> _Description of the task_
Check each line of the material that follows, and copy those holding the string "JSON".

> _Source information_
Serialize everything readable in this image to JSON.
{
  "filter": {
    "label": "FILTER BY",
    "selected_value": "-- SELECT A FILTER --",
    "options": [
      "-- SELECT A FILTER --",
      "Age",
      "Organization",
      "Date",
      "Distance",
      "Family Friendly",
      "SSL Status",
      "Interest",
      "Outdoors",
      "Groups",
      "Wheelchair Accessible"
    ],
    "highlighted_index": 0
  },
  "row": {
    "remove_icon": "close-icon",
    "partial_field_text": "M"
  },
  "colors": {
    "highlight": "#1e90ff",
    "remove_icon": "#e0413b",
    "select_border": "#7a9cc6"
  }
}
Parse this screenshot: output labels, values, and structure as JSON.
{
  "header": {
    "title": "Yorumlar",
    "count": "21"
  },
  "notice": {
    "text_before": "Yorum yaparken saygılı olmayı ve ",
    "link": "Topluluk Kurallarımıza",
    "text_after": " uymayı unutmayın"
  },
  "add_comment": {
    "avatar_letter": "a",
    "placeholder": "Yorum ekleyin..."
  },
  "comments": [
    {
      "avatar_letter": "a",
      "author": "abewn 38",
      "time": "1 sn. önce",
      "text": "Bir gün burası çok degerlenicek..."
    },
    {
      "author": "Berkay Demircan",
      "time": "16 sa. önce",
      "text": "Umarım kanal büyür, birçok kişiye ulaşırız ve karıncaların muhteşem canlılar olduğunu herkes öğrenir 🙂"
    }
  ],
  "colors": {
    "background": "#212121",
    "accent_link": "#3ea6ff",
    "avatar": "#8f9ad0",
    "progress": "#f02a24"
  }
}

> _Solution_
Serialize everything readable in this image to JSON.
Parse this screenshot: output labels, values, and structure as JSON.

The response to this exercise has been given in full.